## Task statement
I would like every record printed again, exactly as shown.

## Supplied information
=== Begin Enclosure ===
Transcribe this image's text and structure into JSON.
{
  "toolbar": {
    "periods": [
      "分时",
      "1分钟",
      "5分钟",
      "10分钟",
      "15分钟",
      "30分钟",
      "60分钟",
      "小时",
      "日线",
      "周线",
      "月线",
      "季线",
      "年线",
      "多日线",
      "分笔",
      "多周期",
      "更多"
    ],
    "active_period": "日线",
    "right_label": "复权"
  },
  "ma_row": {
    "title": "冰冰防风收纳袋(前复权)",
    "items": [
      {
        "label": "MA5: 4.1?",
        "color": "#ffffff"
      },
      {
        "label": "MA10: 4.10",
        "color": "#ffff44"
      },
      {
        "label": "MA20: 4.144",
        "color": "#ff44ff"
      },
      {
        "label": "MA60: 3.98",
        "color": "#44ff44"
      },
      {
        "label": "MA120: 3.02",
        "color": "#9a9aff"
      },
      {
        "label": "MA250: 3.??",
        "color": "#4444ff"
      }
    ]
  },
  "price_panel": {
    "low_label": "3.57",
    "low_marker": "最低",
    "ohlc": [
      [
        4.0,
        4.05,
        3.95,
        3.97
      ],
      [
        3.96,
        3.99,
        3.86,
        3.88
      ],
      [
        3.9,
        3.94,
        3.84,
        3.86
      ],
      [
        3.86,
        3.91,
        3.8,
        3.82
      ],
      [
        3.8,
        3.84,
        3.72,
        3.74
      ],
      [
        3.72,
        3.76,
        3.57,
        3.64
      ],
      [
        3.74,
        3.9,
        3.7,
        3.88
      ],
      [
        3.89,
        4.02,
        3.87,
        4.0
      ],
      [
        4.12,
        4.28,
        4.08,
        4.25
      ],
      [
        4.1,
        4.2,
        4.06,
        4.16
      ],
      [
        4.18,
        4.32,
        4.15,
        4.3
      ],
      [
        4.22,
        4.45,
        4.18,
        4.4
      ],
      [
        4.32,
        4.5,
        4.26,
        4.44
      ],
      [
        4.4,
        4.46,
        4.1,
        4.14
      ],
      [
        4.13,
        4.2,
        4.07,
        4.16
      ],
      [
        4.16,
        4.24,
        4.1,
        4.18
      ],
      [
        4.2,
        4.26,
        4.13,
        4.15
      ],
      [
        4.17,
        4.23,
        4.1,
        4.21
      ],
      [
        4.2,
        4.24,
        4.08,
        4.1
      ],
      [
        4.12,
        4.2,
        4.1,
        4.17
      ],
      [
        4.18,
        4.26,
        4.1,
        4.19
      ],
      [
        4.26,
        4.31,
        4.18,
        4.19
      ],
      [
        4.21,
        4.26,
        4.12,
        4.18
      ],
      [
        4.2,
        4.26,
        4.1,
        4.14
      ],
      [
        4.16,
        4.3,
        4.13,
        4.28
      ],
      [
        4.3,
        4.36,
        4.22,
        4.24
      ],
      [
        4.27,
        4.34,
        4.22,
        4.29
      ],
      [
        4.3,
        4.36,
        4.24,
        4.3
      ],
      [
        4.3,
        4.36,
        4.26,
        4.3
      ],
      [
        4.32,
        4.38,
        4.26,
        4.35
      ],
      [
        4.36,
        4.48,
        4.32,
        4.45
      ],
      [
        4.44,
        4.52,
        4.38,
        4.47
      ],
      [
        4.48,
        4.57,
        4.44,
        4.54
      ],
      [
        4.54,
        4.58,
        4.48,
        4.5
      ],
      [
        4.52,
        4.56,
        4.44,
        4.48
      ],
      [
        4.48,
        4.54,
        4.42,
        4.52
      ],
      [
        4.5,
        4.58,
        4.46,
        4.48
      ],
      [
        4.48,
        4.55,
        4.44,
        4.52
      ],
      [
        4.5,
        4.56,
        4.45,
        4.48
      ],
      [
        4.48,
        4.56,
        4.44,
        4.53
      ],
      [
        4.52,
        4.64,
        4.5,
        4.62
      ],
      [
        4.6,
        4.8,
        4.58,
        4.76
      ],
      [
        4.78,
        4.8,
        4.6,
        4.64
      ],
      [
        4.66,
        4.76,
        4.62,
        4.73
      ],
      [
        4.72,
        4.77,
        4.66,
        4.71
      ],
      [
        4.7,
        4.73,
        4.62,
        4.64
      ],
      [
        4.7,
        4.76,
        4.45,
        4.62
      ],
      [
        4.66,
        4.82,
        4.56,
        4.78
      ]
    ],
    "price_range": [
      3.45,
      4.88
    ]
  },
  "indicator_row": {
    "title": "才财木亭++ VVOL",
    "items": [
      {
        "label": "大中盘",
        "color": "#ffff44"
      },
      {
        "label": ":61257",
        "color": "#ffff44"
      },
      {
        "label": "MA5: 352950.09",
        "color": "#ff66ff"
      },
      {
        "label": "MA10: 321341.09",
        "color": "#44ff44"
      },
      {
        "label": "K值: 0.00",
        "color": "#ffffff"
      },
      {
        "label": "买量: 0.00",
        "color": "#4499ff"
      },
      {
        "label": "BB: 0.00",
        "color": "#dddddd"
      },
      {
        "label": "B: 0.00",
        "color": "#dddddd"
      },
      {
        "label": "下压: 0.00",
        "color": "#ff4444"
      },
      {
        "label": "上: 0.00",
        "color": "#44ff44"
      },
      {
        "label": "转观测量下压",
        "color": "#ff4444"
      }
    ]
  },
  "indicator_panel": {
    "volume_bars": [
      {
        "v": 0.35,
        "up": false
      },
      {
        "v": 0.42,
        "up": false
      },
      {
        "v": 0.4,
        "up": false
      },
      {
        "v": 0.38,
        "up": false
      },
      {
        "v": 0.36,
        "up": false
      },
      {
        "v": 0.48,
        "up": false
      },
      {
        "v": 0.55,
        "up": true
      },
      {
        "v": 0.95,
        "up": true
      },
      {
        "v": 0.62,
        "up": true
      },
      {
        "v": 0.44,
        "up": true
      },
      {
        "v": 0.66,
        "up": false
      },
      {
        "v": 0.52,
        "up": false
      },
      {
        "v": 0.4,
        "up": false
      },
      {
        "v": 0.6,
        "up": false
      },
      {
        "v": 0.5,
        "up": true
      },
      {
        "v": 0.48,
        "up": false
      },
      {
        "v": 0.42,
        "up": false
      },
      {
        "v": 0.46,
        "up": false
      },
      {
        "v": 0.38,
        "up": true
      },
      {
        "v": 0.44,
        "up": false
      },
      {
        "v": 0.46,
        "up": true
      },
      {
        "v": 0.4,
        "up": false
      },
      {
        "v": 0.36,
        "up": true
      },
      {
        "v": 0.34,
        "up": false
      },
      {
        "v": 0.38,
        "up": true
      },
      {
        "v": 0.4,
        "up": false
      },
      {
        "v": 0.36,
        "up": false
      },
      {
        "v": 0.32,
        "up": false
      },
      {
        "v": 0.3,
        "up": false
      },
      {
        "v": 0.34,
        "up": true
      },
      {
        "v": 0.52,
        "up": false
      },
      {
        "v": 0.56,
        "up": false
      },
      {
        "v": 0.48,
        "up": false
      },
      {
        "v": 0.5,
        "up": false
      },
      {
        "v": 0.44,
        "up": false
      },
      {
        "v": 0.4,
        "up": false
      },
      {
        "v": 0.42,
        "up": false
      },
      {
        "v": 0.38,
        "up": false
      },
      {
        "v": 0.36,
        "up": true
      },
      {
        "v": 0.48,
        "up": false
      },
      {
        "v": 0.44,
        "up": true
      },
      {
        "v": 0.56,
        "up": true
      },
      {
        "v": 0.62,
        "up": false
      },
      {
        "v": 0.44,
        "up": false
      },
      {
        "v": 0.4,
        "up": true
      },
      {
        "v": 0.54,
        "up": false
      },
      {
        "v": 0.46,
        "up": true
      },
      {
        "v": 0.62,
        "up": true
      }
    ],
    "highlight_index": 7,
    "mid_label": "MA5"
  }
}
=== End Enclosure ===
## Completed exercise
Transcribe this image's text and structure into JSON.
{
  "toolbar": {
    "periods": [
      "分时",
      "1分钟",
      "5分钟",
      "10分钟",
      "15分钟",
      "30分钟",
      "60分钟",
      "小时",
      "日线",
      "周线",
      "月线",
      "季线",
      "年线",
      "多日线",
      "分笔",
      "多周期",
      "更多"
    ],
    "active_period": "日线",
    "right_label": "复权"
  },
  "ma_row": {
    "title": "冰冰防风收纳袋(前复权)",
    "items": [
      {
        "label": "MA5: 4.1?",
        "color": "#ffffff"
      },
      {
        "label": "MA10: 4.10",
        "color": "#ffff44"
      },
      {
        "label": "MA20: 4.144",
        "color": "#ff44ff"
      },
      {
        "label": "MA60: 3.98",
        "color": "#44ff44"
      },
      {
        "label": "MA120: 3.02",
        "color": "#9a9aff"
      },
      {
        "label": "MA250: 3.??",
        "color": "#4444ff"
      }
    ]
  },
  "price_panel": {
    "low_label": "3.57",
    "low_marker": "最低",
    "ohlc": [
      [
        4.0,
        4.05,
        3.95,
        3.97
      ],
      [
        3.96,
        3.99,
        3.86,
        3.88
      ],
      [
        3.9,
        3.94,
        3.84,
        3.86
      ],
      [
        3.86,
        3.91,
        3.8,
        3.82
      ],
      [
        3.8,
        3.84,
        3.72,
        3.74
      ],
      [
        3.72,
        3.76,
        3.57,
        3.64
      ],
      [
        3.74,
        3.9,
        3.7,
        3.88
      ],
      [
        3.89,
        4.02,
        3.87,
        4.0
      ],
      [
        4.12,
        4.28,
        4.08,
        4.25
      ],
      [
        4.1,
        4.2,
        4.06,
        4.16
      ],
      [
        4.18,
        4.32,
        4.15,
        4.3
      ],
      [
        4.22,
        4.45,
        4.18,
        4.4
      ],
      [
        4.32,
        4.5,
        4.26,
        4.44
      ],
      [
        4.4,
        4.46,
        4.1,
        4.14
      ],
      [
        4.13,
        4.2,
        4.07,
        4.16
      ],
      [
        4.16,
        4.24,
        4.1,
        4.18
      ],
      [
        4.2,
        4.26,
        4.13,
        4.15
      ],
      [
        4.17,
        4.23,
        4.1,
        4.21
      ],
      [
        4.2,
        4.24,
        4.08,
        4.1
      ],
      [
        4.12,
        4.2,
        4.1,
        4.17
      ],
      [
        4.18,
        4.26,
        4.1,
        4.19
      ],
      [
        4.26,
        4.31,
        4.18,
        4.19
      ],
      [
        4.21,
        4.26,
        4.12,
        4.18
      ],
      [
        4.2,
        4.26,
        4.1,
        4.14
      ],
      [
        4.16,
        4.3,
        4.13,
        4.28
      ],
      [
        4.3,
        4.36,
        4.22,
        4.24
      ],
      [
        4.27,
        4.34,
        4.22,
        4.29
      ],
      [
        4.3,
        4.36,
        4.24,
        4.3
      ],
      [
        4.3,
        4.36,
        4.26,
        4.3
      ],
      [
        4.32,
        4.38,
        4.26,
        4.35
      ],
      [
        4.36,
        4.48,
        4.32,
        4.45
      ],
      [
        4.44,
        4.52,
        4.38,
        4.47
      ],
      [
        4.48,
        4.57,
        4.44,
        4.54
      ],
      [
        4.54,
        4.58,
        4.48,
        4.5
      ],
      [
        4.52,
        4.56,
        4.44,
        4.48
      ],
      [
        4.48,
        4.54,
        4.42,
        4.52
      ],
      [
        4.5,
        4.58,
        4.46,
        4.48
      ],
      [
        4.48,
        4.55,
        4.44,
        4.52
      ],
      [
        4.5,
        4.56,
        4.45,
        4.48
      ],
      [
        4.48,
        4.56,
        4.44,
        4.53
      ],
      [
        4.52,
        4.64,
        4.5,
        4.62
      ],
      [
        4.6,
        4.8,
        4.58,
        4.76
      ],
      [
        4.78,
        4.8,
        4.6,
        4.64
      ],
      [
        4.66,
        4.76,
        4.62,
        4.73
      ],
      [
        4.72,
        4.77,
        4.66,
        4.71
      ],
      [
        4.7,
        4.73,
        4.62,
        4.64
      ],
      [
        4.7,
        4.76,
        4.45,
        4.62
      ],
      [
        4.66,
        4.82,
        4.56,
        4.78
      ]
    ],
    "price_range": [
      3.45,
      4.88
    ]
  },
  "indicator_row": {
    "title": "才财木亭++ VVOL",
    "items": [
      {
        "label": "大中盘",
        "color": "#ffff44"
      },
      {
        "label": ":61257",
        "color": "#ffff44"
      },
      {
        "label": "MA5: 352950.09",
        "color": "#ff66ff"
      },
      {
        "label": "MA10: 321341.09",
        "color": "#44ff44"
      },
      {
        "label": "K值: 0.00",
        "color": "#ffffff"
      },
      {
        "label": "买量: 0.00",
        "color": "#4499ff"
      },
      {
        "label": "BB: 0.00",
        "color": "#dddddd"
      },
      {
        "label": "B: 0.00",
        "color": "#dddddd"
      },
      {
        "label": "下压: 0.00",
        "color": "#ff4444"
      },
      {
        "label": "上: 0.00",
        "color": "#44ff44"
      },
      {
        "label": "转观测量下压",
        "color": "#ff4444"
      }
    ]
  },
  "indicator_panel": {
    "volume_bars": [
      {
        "v": 0.35,
        "up": false
      },
      {
        "v": 0.42,
        "up": false
      },
      {
        "v": 0.4,
        "up": false
      },
      {
        "v": 0.38,
        "up": false
      },
      {
        "v": 0.36,
        "up": false
      },
      {
        "v": 0.48,
        "up": false
      },
      {
        "v": 0.55,
        "up": true
      },
      {
        "v": 0.95,
        "up": true
      },
      {
        "v": 0.62,
        "up": true
      },
      {
        "v": 0.44,
        "up": true
      },
      {
        "v": 0.66,
        "up": false
      },
      {
        "v": 0.52,
        "up": false
      },
      {
        "v": 0.4,
        "up": false
      },
      {
        "v": 0.6,
        "up": false
      },
      {
        "v": 0.5,
        "up": true
      },
      {
        "v": 0.48,
        "up": false
      },
      {
        "v": 0.42,
        "up": false
      },
      {
        "v": 0.46,
        "up": false
      },
      {
        "v": 0.38,
        "up": true
      },
      {
        "v": 0.44,
        "up": false
      },
      {
        "v": 0.46,
        "up": true
      },
      {
        "v": 0.4,
        "up": false
      },
      {
        "v": 0.36,
        "up": true
      },
      {
        "v": 0.34,
        "up": false
      },
      {
        "v": 0.38,
        "up": true
      },
      {
        "v": 0.4,
        "up": false
      },
      {
        "v": 0.36,
        "up": false
      },
      {
        "v": 0.32,
        "up": false
      },
      {
        "v": 0.3,
        "up": false
      },
      {
        "v": 0.34,
        "up": true
      },
      {
        "v": 0.52,
        "up": false
      },
      {
        "v": 0.56,
        "up": false
      },
      {
        "v": 0.48,
        "up": false
      },
      {
        "v": 0.5,
        "up": false
      },
      {
        "v": 0.44,
        "up": false
      },
      {
        "v": 0.4,
        "up": false
      },
      {
        "v": 0.42,
        "up": false
      },
      {
        "v": 0.38,
        "up": false
      },
      {
        "v": 0.36,
        "up": true
      },
      {
        "v": 0.48,
        "up": false
      },
      {
        "v": 0.44,
        "up": true
      },
      {
        "v": 0.56,
        "up": true
      },
      {
        "v": 0.62,
        "up": false
      },
      {
        "v": 0.44,
        "up": false
      },
      {
        "v": 0.4,
        "up": true
      },
      {
        "v": 0.54,
        "up": false
      },
      {
        "v": 0.46,
        "up": true
      },
      {
        "v": 0.62,
        "up": true
      }
    ],
    "highlight_index": 7,
    "mid_label": "MA5"
  }
}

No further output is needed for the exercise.